Classical genes encoding proteins have been long known to occupy only a small part of the human genome with possible functions of the remaining DNA being largely enigmatic. Recent evidence suggests that many of these DNA sequences can give rise to long noncoding RNAs (lncRNA), extensive transcripts that are not translated into proteins. According to some calculations the number of lncRNAs in our genome may exceed the number of protein-coding genes. Yet, we know surprisingly little about biological significance of this abundant class of RNA molecules.
Researchers from the Centre for Developmental Neurobiology, King’s College London have just published a collaborative study that identifies a new group of lncRNAs containing so-called short tandem repeats (STRs), multiple iterations of 2-12 nucleotide-long “words”. Detailed analysis of one such transcript, PNCTR, expressed at relatively high levels in a variety of cancer cells, showed that it contributes to regulation of alternative splicing and is critical for cell survival. This can be explained, at least in part, by the presence of hundreds of specific motifs in the PNCTR sequence allowing this lncRNA to sequester multiple copies of an important RNA-binding protein, PTBP1. Interestingly, PTBP1 sequestration occurs in a specialized spot inside the nucleus called the perinucleolar compartment, and PNCTR is absolutely essential for the integrity of this cancer-enriched nuclear body.
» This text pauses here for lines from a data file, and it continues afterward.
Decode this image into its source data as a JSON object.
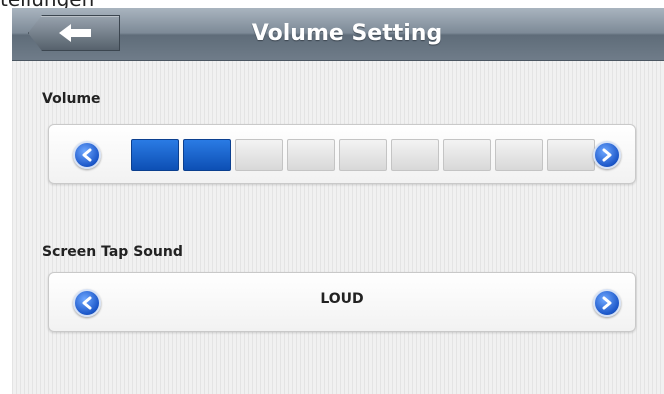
{
  "partial_text": "tellungen",
  "header": {
    "title": "Volume Setting",
    "back_icon": "back-arrow-icon"
  },
  "volume": {
    "label": "Volume",
    "level": 2,
    "max_level": 9,
    "active_color": "#1a63cc",
    "inactive_color": "#e2e2e2",
    "decrease_icon": "chevron-left-icon",
    "increase_icon": "chevron-right-icon"
  },
  "tap_sound": {
    "label": "Screen Tap Sound",
    "value": "LOUD",
    "previous_icon": "chevron-left-icon",
    "next_icon": "chevron-right-icon"
  },
  "colors": {
    "header_bar": "#7d8a97",
    "button_blue": "#1b56c8"
  }
}
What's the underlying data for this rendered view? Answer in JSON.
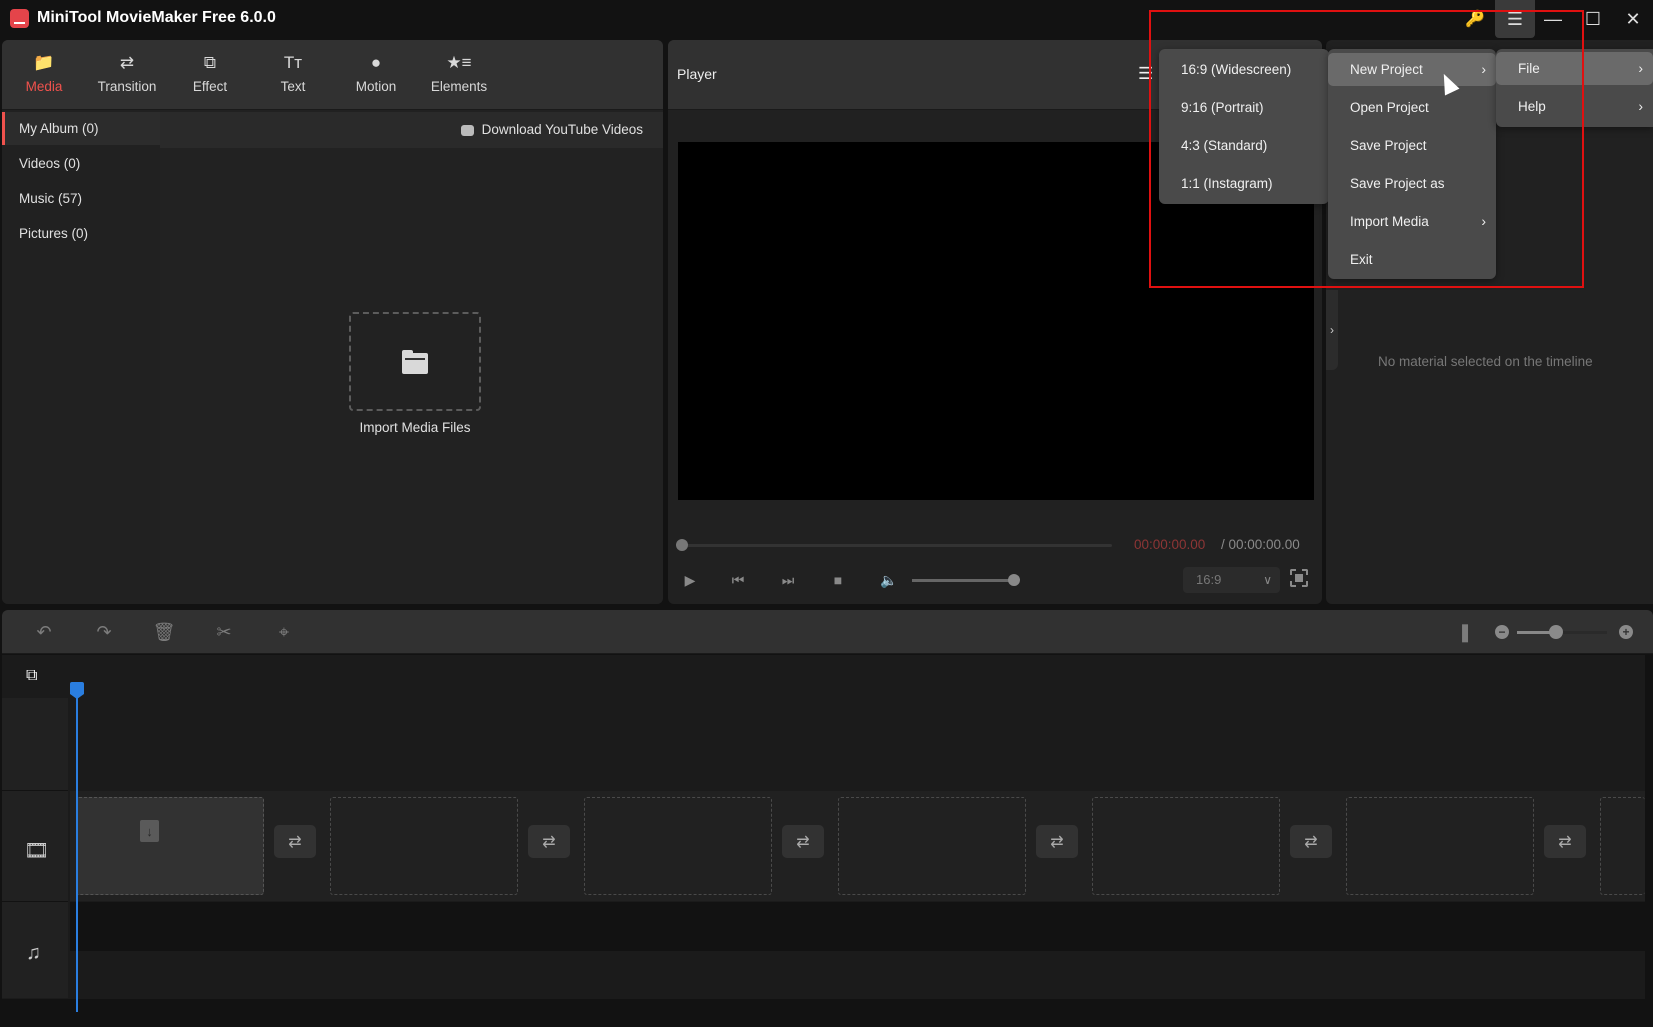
{
  "window": {
    "title": "MiniTool MovieMaker Free 6.0.0",
    "controls": [
      "key-icon",
      "menu-icon",
      "minimize-icon",
      "maximize-icon",
      "close-icon"
    ]
  },
  "toolbar": {
    "tabs": [
      {
        "label": "Media",
        "icon": "folder-icon",
        "active": true
      },
      {
        "label": "Transition",
        "icon": "swap-arrows-icon"
      },
      {
        "label": "Effect",
        "icon": "stacked-squares-icon"
      },
      {
        "label": "Text",
        "icon": "text-icon"
      },
      {
        "label": "Motion",
        "icon": "motion-ball-icon"
      },
      {
        "label": "Elements",
        "icon": "star-list-icon"
      }
    ]
  },
  "media": {
    "sidebar": [
      {
        "label": "My Album (0)",
        "active": true
      },
      {
        "label": "Videos (0)"
      },
      {
        "label": "Music (57)"
      },
      {
        "label": "Pictures (0)"
      }
    ],
    "download_label": "Download YouTube Videos",
    "import_label": "Import Media Files"
  },
  "player": {
    "title": "Player",
    "time_current": "00:00:00.00",
    "time_total": "/ 00:00:00.00",
    "aspect_ratio": "16:9",
    "progress": 0,
    "volume": 1.0
  },
  "properties": {
    "empty_text": "No material selected on the timeline"
  },
  "timeline": {
    "zoom_level": 0.45,
    "clip_slots": 7,
    "tracks": [
      "video-track",
      "audio-track"
    ]
  },
  "menus": {
    "main": [
      {
        "label": "File",
        "has_submenu": true,
        "hover": true
      },
      {
        "label": "Help",
        "has_submenu": true
      }
    ],
    "file": [
      {
        "label": "New Project",
        "has_submenu": true,
        "hover": true
      },
      {
        "label": "Open Project"
      },
      {
        "label": "Save Project"
      },
      {
        "label": "Save Project as"
      },
      {
        "label": "Import Media",
        "has_submenu": true
      },
      {
        "label": "Exit"
      }
    ],
    "new_project": [
      {
        "label": "16:9 (Widescreen)"
      },
      {
        "label": "9:16 (Portrait)"
      },
      {
        "label": "4:3 (Standard)"
      },
      {
        "label": "1:1 (Instagram)"
      }
    ]
  },
  "colors": {
    "accent": "#f0524d",
    "playhead": "#2a7ee0",
    "time_current": "#8d3535",
    "key": "#f3b31a",
    "highlight": "#e01010"
  }
}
All in all, this work sheds new light on biological activities of lncRNAs and uncovers a novel mechanism that promotes malignant transformation of cancer cells.
PNCTR and several other STR-containing lncRNAs are clearly overexpressed in transformed cells and it will be interesting to explore possible use of these molecules in tumour diagnostics and treatment.
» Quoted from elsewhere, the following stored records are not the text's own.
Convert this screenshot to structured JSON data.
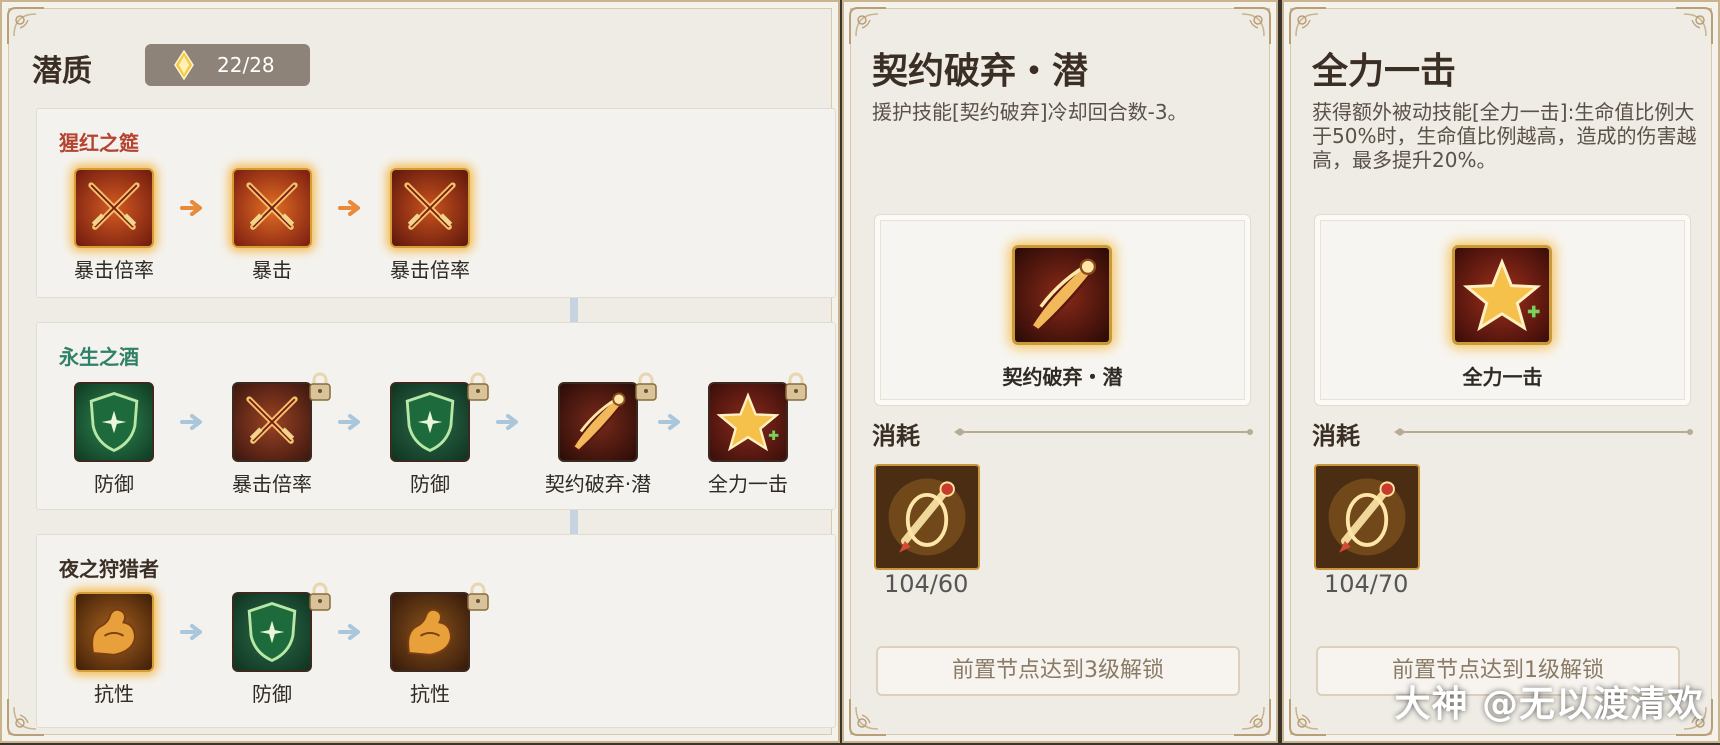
{
  "talent": {
    "title": "潜质",
    "counter": "22/28",
    "rows": [
      {
        "name": "猩红之筵",
        "name_color": "#b4442f",
        "nodes": [
          {
            "label": "暴击倍率",
            "icon": "crossed-swords-icon"
          },
          {
            "label": "暴击",
            "icon": "crossed-swords-icon"
          },
          {
            "label": "暴击倍率",
            "icon": "crossed-swords-icon"
          }
        ]
      },
      {
        "name": "永生之酒",
        "name_color": "#2f8068",
        "nodes": [
          {
            "label": "防御",
            "icon": "shield-icon"
          },
          {
            "label": "暴击倍率",
            "icon": "crossed-swords-icon",
            "locked": true
          },
          {
            "label": "防御",
            "icon": "shield-icon",
            "locked": true
          },
          {
            "label": "契约破弃·潜",
            "icon": "contract-blade-icon",
            "locked": true
          },
          {
            "label": "全力一击",
            "icon": "star-icon",
            "locked": true
          }
        ]
      },
      {
        "name": "夜之狩猎者",
        "name_color": "#3b2f25",
        "nodes": [
          {
            "label": "抗性",
            "icon": "flexed-arm-icon"
          },
          {
            "label": "防御",
            "icon": "shield-icon",
            "locked": true
          },
          {
            "label": "抗性",
            "icon": "flexed-arm-icon",
            "locked": true
          }
        ]
      }
    ]
  },
  "detail_left": {
    "title": "契约破弃・潜",
    "description": "援护技能[契约破弃]冷却回合数-3。",
    "skill_name": "契约破弃・潜",
    "cost_label": "消耗",
    "quantity": "104/60",
    "unlock_text": "前置节点达到3级解锁"
  },
  "detail_right": {
    "title": "全力一击",
    "description": "获得额外被动技能[全力一击]:生命值比例大于50%时，生命值比例越高，造成的伤害越高，最多提升20%。",
    "skill_name": "全力一击",
    "cost_label": "消耗",
    "quantity": "104/70",
    "unlock_text": "前置节点达到1级解锁"
  },
  "watermark": "大神 @无以渡清欢"
}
Karen Yap, lead author.
We are really excited about this work since it suggests that the part of our genome that has been traditionally thought to be meaningless can in fact have important cellular functions
Eugene Makeyev, corresponding author.
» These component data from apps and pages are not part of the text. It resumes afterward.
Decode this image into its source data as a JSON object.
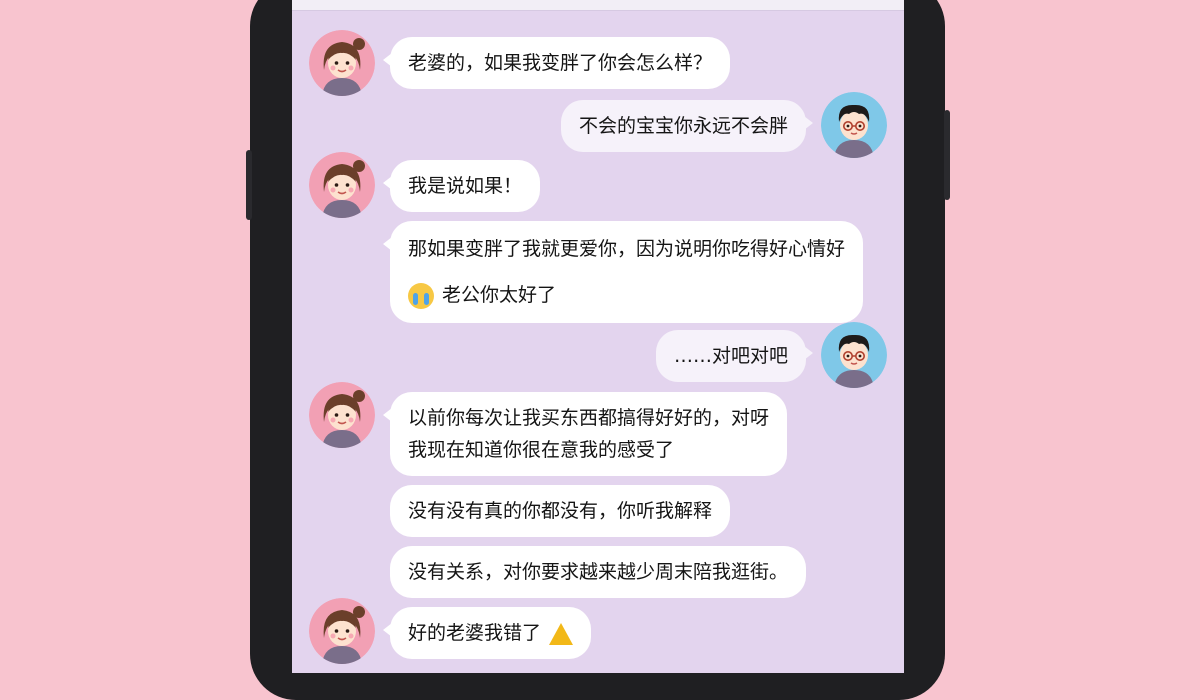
{
  "chat": {
    "messages": [
      {
        "sender": "wife",
        "lines": [
          "老婆的，如果我变胖了你会怎么样？"
        ]
      },
      {
        "sender": "husband",
        "lines": [
          "不会的宝宝你永远不会胖"
        ]
      },
      {
        "sender": "wife",
        "lines": [
          "我是说如果！"
        ]
      },
      {
        "sender": "wife",
        "lines": [
          "那如果变胖了我就更爱你，因为说明你吃得好心情好",
          "老公你太好了"
        ]
      },
      {
        "sender": "husband",
        "lines": [
          "……对吧对吧"
        ]
      },
      {
        "sender": "wife",
        "lines": [
          "以前你每次让我买东西都搞得好好的，对呀",
          "我现在知道你很在意我的感受了"
        ]
      },
      {
        "sender": "wife",
        "lines": [
          "没有没有真的你都没有，你听我解释"
        ]
      },
      {
        "sender": "wife",
        "lines": [
          "没有关系，对你要求越来越少周末陪我逛街。"
        ]
      },
      {
        "sender": "wife",
        "lines": [
          "好的老婆我错了"
        ]
      }
    ]
  },
  "icons": {
    "wife_avatar": "girl-avatar-icon",
    "husband_avatar": "boy-with-glasses-avatar-icon",
    "crying_emoji": "crying-face-emoji-icon",
    "warning_emoji": "warning-triangle-emoji-icon"
  },
  "colors": {
    "page_background": "#f8c4cf",
    "chat_background": "#e3d4ee",
    "bubble": "#ffffff",
    "phone_frame": "#1f1f22",
    "wife_avatar_bg": "#f2a0b4",
    "husband_avatar_bg": "#7fc8e8"
  }
}
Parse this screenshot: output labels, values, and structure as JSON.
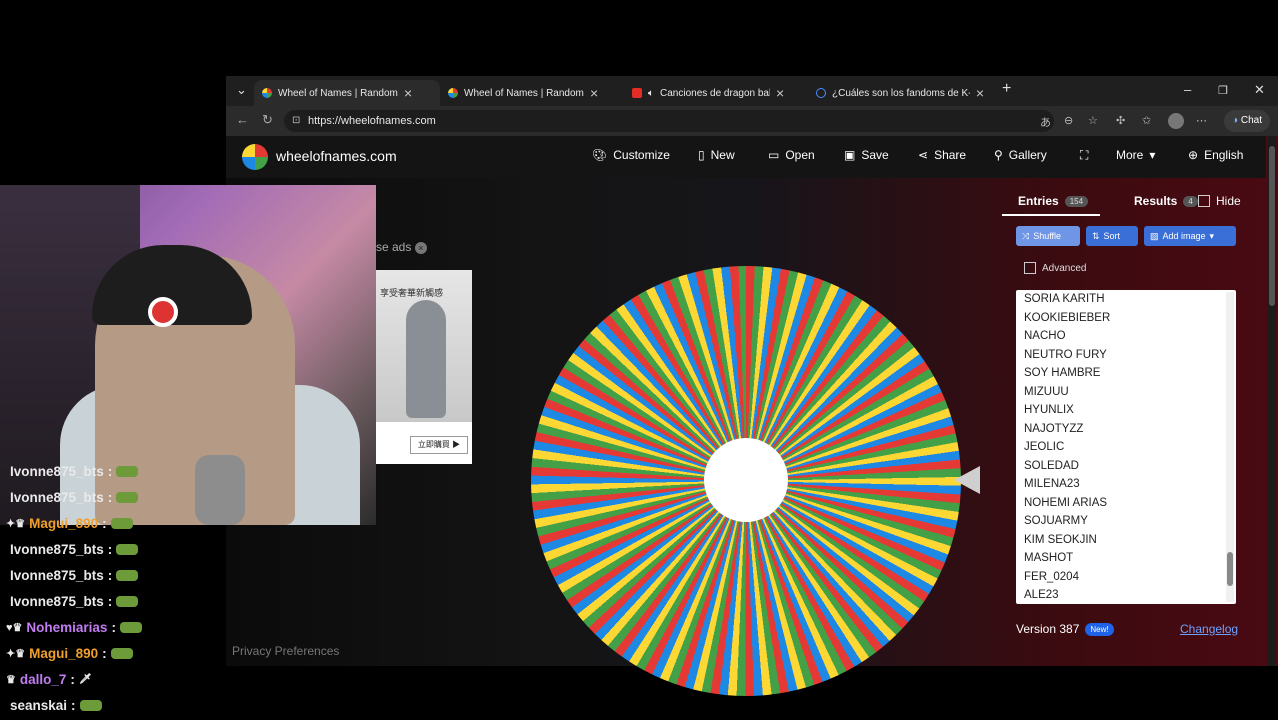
{
  "browser": {
    "tabs": [
      {
        "title": "Wheel of Names | Random name p",
        "active": true,
        "icon": "wheel-favicon"
      },
      {
        "title": "Wheel of Names | Random name p",
        "active": false,
        "icon": "wheel-favicon"
      },
      {
        "title": "Canciones de dragon ball z pe",
        "active": false,
        "icon": "youtube-favicon"
      },
      {
        "title": "¿Cuáles son los fandoms de K-Pop",
        "active": false,
        "icon": "search-favicon"
      }
    ],
    "url": "https://wheelofnames.com",
    "chat_label": "Chat"
  },
  "site": {
    "name": "wheelofnames.com",
    "nav": {
      "customize": "Customize",
      "new": "New",
      "open": "Open",
      "save": "Save",
      "share": "Share",
      "gallery": "Gallery",
      "more": "More",
      "language": "English"
    },
    "ad_close_text": "se ads",
    "ad_text": "享受奢華新觸感",
    "ad_button": "立即購買 ▶",
    "privacy": "Privacy Preferences"
  },
  "panel": {
    "entries_tab": "Entries",
    "entries_count": "154",
    "results_tab": "Results",
    "results_count": "4",
    "hide_label": "Hide",
    "shuffle_label": "Shuffle",
    "sort_label": "Sort",
    "add_image_label": "Add image",
    "advanced_label": "Advanced",
    "entries": [
      "SORIA KARITH",
      "KOOKIEBIEBER",
      "NACHO",
      "NEUTRO FURY",
      "SOY HAMBRE",
      "MIZUUU",
      "HYUNLIX",
      "NAJOTYZZ",
      "JEOLIC",
      "SOLEDAD",
      "MILENA23",
      "NOHEMI ARIAS",
      "SOJUARMY",
      "KIM SEOKJIN",
      "MASHOT",
      "FER_0204",
      "ALE23"
    ],
    "version": "Version 387",
    "new_badge": "New!",
    "changelog": "Changelog"
  },
  "chat": [
    {
      "user": "Ivonne875_bts",
      "color": "#e9e9ea",
      "badges": ""
    },
    {
      "user": "Ivonne875_bts",
      "color": "#e9e9ea",
      "badges": ""
    },
    {
      "user": "Magui_890",
      "color": "#f0a02a",
      "badges": "✦♛"
    },
    {
      "user": "Ivonne875_bts",
      "color": "#e9e9ea",
      "badges": ""
    },
    {
      "user": "Ivonne875_bts",
      "color": "#e9e9ea",
      "badges": ""
    },
    {
      "user": "Ivonne875_bts",
      "color": "#e9e9ea",
      "badges": ""
    },
    {
      "user": "Nohemiarias",
      "color": "#c27cf2",
      "badges": "♥♛"
    },
    {
      "user": "Magui_890",
      "color": "#f0a02a",
      "badges": "✦♛"
    },
    {
      "user": "dallo_7",
      "color": "#c27cf2",
      "badges": "♛"
    },
    {
      "user": "seanskai",
      "color": "#e9e9ea",
      "badges": ""
    }
  ]
}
This work was supported by the Biotechnology and Biological Sciences Research Council (BB/M007103/1 and BB/R001049/1), European Commission (H2020-MSCA-RISE-2016; Project ID 734791), and the National Medical Research Council (NMRC/CBRG/0028/2013).